I had heard of Amitav Ghosh because of his books “Sea of Poppies” and “The Glass Palace”. These are probably his more popular books. But “The Calcutta Chromosome” is the first book that I have read and I am glad that I read it. The book speaks for itself. You can expect nothing less from a Jnanpith award winner. The Calcutta Chromosome itself won the Arthur C Clarke award in 1997. I cannot recommend it enough.
Imagine an expert consumer who is highly skilled at shopping and getting good deals. A consummate consumer! You can also remember the root words to remember. Both “consummate” and “summit” have the root word “summus” that is Latin for “summit” – the highest point. Imagine a consummate climber who has reached the summit of Mount Everest!
If you get bashed (hit) publicly, you would feel embarrassed, wouldn’t you?

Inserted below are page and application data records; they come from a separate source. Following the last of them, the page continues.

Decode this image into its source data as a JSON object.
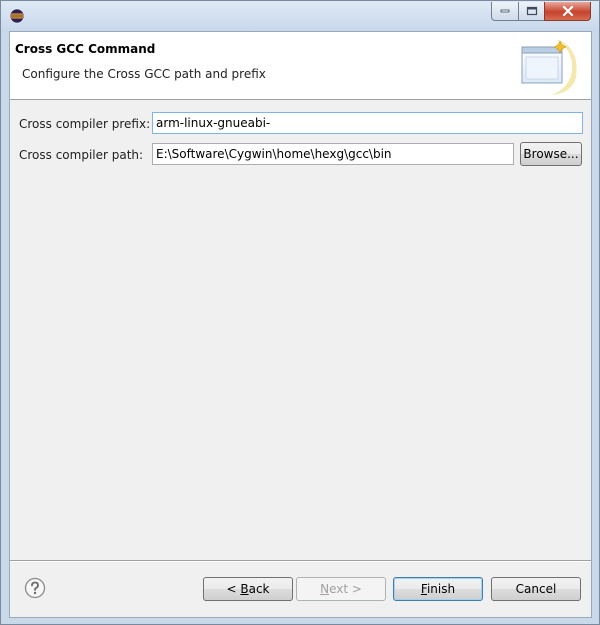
{
  "dialog": {
    "header": {
      "title": "Cross GCC Command",
      "description": "Configure the Cross GCC path and prefix"
    },
    "fields": {
      "prefix": {
        "label": "Cross compiler prefix:",
        "value": "arm-linux-gnueabi-"
      },
      "path": {
        "label": "Cross compiler path:",
        "value": "E:\\Software\\Cygwin\\home\\hexg\\gcc\\bin"
      }
    },
    "browse_label": "Browse...",
    "buttons": {
      "back_prefix": "< ",
      "back_mnemonic": "B",
      "back_rest": "ack",
      "next_mnemonic": "N",
      "next_rest": "ext >",
      "finish_mnemonic": "F",
      "finish_rest": "inish",
      "cancel": "Cancel"
    }
  },
  "icons": {
    "app": "eclipse-icon",
    "help": "help-icon",
    "wizard_banner": "wizard-window-icon"
  },
  "colors": {
    "close_button": "#c7432f",
    "focus_border": "#7eb4ea",
    "default_button_border": "#3c7fb1"
  }
}
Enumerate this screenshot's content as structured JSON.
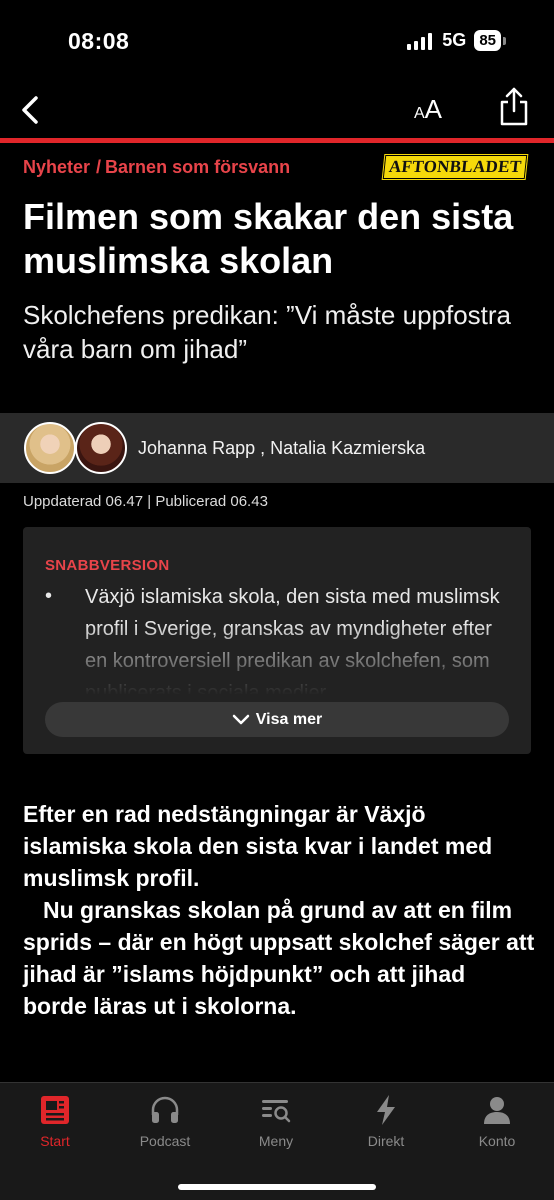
{
  "status_bar": {
    "time": "08:08",
    "network": "5G",
    "battery": "85"
  },
  "nav": {
    "text_size_small": "A",
    "text_size_large": "A"
  },
  "article": {
    "breadcrumb": {
      "section": "Nyheter",
      "separator": "/",
      "topic": "Barnen som försvann"
    },
    "brand": "AFTONBLADET",
    "headline": "Filmen som skakar den sista muslimska skolan",
    "subheadline": "Skolchefens predikan: ”Vi måste uppfostra våra barn om jihad”",
    "authors": "Johanna Rapp , Natalia Kazmierska",
    "meta": "Uppdaterad 06.47 | Publicerad 06.43",
    "summary": {
      "label": "SNABBVERSION",
      "bullet": "•",
      "text": "Växjö islamiska skola, den sista med muslimsk profil i Sverige, granskas av myndigheter efter en kontroversiell predikan av skolchefen, som publicerats i sociala medier.",
      "show_more": "Visa mer"
    },
    "body": [
      "Efter en rad nedstängningar är Växjö islamiska skola den sista kvar i landet med muslimsk profil.",
      "Nu granskas skolan på grund av att en film sprids – där en högt uppsatt skolchef säger att jihad är ”islams höjdpunkt” och att jihad borde läras ut i skolorna."
    ]
  },
  "tabs": [
    {
      "label": "Start",
      "icon": "newspaper-icon",
      "active": true
    },
    {
      "label": "Podcast",
      "icon": "headphones-icon",
      "active": false
    },
    {
      "label": "Meny",
      "icon": "menu-search-icon",
      "active": false
    },
    {
      "label": "Direkt",
      "icon": "lightning-icon",
      "active": false
    },
    {
      "label": "Konto",
      "icon": "person-icon",
      "active": false
    }
  ],
  "colors": {
    "accent": "#e0262a",
    "brand_yellow": "#f5d90a",
    "background": "#000000"
  }
}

The “abash” should remind you of public bashing. Remember thus.
“Abate” rhymes with “Rebate”. When we get a rebate in taxes or in a supermarket, our cash outgo reduces. Similarly, when a crisis abates, our risks reduce.
“Fallacious” should remind you of “false”. Imagine someone falling to such great levels that they would use false statements to justify their position or statements.
The pronunciation of “Gait” is similar to that of “Gate”. (Both are pronounced as “geit”.) Imagine the way a marathoner walks (his/ her gait) while crossing a gate!
“Totum” means “everything” in Latin. “Factotum” should remind you of a person who does all kinds of jobs in factory – from sweeping the floors to piling up the papers. Remember thus!
“Gainsay” is a tricky word to remember. Just think about some one who has made huge gains in a business. But when others ask her whether she actually made those gains, she denies flatly! Remember thus!
“Factitious” should remind you of “Fictitious”. Both words denote “imaginary” things, although there is a subtle difference between the two.